In this book, chapters from multiple experts have been collected that demonstrate the efficient use of the computer molecular dynamics (MD) simulation methods for the studying of nanoscale phenomena in materials and life sciences.
This volume contains the Proceedings of the International Symposium KSCMBS-2016 Khujand Symposium on Computational Materials and Biological Sciences (10th Japan-Russia Workshop on Molecular Simulation Studies in Materials and Biological Sciences), which was organized by the Frank Laboratory of Neutron Physics (FLNP), Joint Institute for Nuclear Research (JINR), Dubna, Russian Federation and Khujand State University named after Academician B Gafurov, The Ministry of Education and Science of The Republic of Tajikistan (HGU, RT) from 24-28 September 2016 in Khujand, Tajikistan.

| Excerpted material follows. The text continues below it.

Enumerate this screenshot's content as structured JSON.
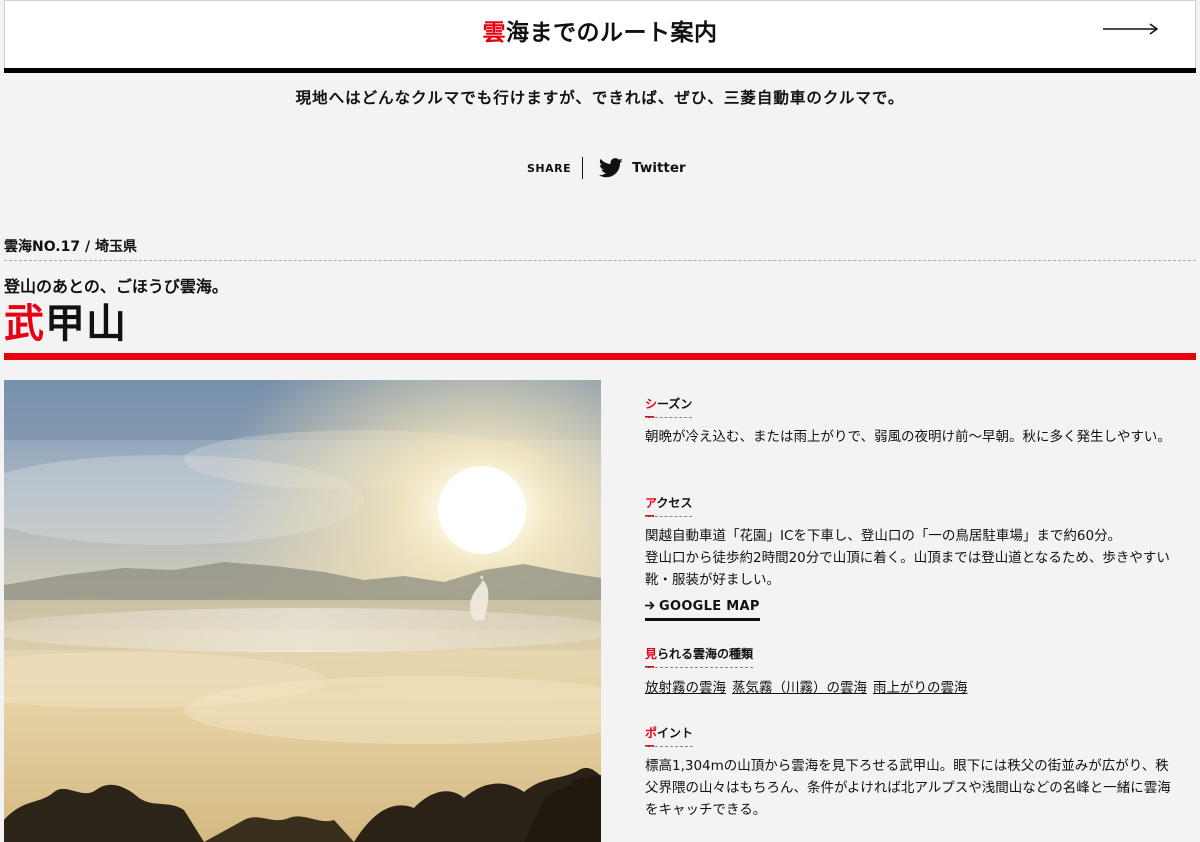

It is remarkable that the first chapter opening this book is contributed by C Arnarez and S J Marrink, representatives of the same faculty from the University of Groningen in the Netherlands, where Professor Bernard L Feringa won the 2016 Nobel Prize in Chemistry "for the design and synthesis of molecular machines" (nanomotors and nanorobots), which are the actual topics of the current KSCMBS-2016 Japan-Russia-Tajikistan International Symposium.
In the first chapter, C Arnarez and S J Marrink have developed a computational microscopy approach based on a coarse-grained molecular dynamics simulation to study the mitochondrial membranes.
The developed method is capable of simulating the cell membranes and efficiently capturing the interplay between the lipids and proteins at a spatio-temporal resolution, which is unmatched by other methods.
The other interesting chapters of the book provide very broad and useful information to the readers by demonstrating the clear examples of how modern state-of-the-art molecular dynamics modelling can provide a molecular level of insight into the organisation and dynamics of the atomic/molecular processes in nanosystems, cell membranes, lipids, and proteins through new materials, exploring and new drug design.